While Google’s user base was scaling quickly in its early years. Its advertising machine would be built later on (2001-2004). Thus, in the early years, Google had to rely on business development deals to further scale-up, strengthen its position, and become the market leader. Among the most important deals Google sealed at the time, there was the deal with AOL. Indeed, AOL saw search as a feature within its proprietary network, thus featuring a search engine that enabled users to surf the web. Initially, GoTo.com (later called Overture) had a deal with AOL to be featured as the main search engine. Yet as this contract expired by the late 90s, Google jumped on it, managing to get the deal with AOL, in place of Overture! This deal was a very important one, which put Google on a further growth trajectory.

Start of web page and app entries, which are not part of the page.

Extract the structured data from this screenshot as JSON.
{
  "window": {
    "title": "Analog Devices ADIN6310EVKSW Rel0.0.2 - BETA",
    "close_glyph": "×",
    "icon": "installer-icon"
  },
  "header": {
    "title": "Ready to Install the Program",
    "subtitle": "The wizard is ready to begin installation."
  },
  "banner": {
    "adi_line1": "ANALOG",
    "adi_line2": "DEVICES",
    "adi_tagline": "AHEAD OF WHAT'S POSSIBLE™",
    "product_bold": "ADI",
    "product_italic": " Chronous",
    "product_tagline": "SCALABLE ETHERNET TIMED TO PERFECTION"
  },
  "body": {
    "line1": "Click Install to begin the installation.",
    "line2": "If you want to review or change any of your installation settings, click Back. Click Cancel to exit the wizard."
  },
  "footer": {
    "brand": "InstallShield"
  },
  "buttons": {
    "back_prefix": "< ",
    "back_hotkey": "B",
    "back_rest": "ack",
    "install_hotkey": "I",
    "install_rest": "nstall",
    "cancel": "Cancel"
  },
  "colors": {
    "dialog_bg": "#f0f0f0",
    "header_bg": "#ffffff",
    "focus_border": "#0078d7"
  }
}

Proprietary networks got stuck in their game while users’ sophistication grew
Over the years and going into the early 2000s, proprietary networks had become less and less relevant, as more Internet/Web players had spurred up. From e-commerce to search, platforms like AOL had lost traction. In that scenario, Google became the new King in town.
The new King in town is Google
From then on Google became the new dominant player of the Internet. From wrecking the walls of closed proprietary networks. Over the years (the 2010s – present) Google, then become Alphabet turned into a sort of Walled Garden.